▸ ASSIGNMENT: Filter the entries below, keeping only lines with "name".

▸ Items listed in a dataset:
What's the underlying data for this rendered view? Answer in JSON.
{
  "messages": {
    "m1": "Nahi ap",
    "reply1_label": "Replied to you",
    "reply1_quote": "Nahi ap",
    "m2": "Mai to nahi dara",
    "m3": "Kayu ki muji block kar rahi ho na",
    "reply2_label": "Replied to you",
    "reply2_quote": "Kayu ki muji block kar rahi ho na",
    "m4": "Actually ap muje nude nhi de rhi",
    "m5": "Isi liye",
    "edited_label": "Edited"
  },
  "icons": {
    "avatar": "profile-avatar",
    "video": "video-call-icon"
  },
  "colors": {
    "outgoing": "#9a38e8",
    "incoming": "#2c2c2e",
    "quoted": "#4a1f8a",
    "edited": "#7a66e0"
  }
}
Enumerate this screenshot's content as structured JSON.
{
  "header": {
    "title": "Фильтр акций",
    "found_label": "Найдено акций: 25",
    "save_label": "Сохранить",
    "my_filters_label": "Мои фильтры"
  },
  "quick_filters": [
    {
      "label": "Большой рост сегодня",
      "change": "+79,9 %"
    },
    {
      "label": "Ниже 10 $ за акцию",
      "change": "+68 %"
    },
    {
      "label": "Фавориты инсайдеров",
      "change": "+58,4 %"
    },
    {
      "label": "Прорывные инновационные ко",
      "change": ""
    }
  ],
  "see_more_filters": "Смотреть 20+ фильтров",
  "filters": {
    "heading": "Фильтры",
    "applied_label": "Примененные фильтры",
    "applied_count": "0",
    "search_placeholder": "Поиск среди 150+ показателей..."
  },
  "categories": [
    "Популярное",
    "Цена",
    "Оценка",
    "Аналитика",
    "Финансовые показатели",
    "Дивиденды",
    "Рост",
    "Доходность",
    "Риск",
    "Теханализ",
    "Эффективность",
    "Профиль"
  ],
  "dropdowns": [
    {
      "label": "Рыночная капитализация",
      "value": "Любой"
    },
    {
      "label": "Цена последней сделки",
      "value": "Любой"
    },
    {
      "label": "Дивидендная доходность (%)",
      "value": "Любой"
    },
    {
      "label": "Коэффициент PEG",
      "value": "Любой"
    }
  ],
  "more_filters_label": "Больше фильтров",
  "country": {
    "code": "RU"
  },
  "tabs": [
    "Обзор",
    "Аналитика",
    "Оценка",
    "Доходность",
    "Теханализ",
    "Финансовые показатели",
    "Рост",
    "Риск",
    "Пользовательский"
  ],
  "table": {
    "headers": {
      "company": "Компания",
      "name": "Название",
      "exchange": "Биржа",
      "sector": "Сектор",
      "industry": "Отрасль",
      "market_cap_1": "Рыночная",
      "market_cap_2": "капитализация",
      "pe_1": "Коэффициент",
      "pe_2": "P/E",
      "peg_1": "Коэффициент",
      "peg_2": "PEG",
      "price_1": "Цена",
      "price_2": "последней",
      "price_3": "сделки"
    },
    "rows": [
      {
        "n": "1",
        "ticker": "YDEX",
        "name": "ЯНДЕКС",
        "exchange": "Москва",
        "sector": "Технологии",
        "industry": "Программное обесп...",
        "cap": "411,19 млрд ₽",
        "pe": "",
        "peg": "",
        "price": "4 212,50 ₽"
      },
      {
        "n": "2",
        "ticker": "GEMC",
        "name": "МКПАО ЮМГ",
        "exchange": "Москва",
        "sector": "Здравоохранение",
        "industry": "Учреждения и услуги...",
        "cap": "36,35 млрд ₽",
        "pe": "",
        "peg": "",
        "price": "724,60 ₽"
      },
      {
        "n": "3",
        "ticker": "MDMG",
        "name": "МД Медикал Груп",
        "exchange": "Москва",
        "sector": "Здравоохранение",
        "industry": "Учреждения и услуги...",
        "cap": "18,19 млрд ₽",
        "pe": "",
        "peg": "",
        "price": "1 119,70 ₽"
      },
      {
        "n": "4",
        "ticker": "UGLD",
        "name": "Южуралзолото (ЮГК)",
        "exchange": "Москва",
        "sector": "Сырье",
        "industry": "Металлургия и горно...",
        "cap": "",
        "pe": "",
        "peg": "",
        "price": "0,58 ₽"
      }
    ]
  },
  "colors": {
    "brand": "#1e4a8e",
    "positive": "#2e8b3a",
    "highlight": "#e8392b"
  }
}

▸ SOLUTION TO THIS EXERCISE:
      "name": "Название",
        "name": "ЯНДЕКС",
        "name": "МКПАО ЮМГ",
        "name": "МД Медикал Груп",
        "name": "Южуралзолото (ЮГК)",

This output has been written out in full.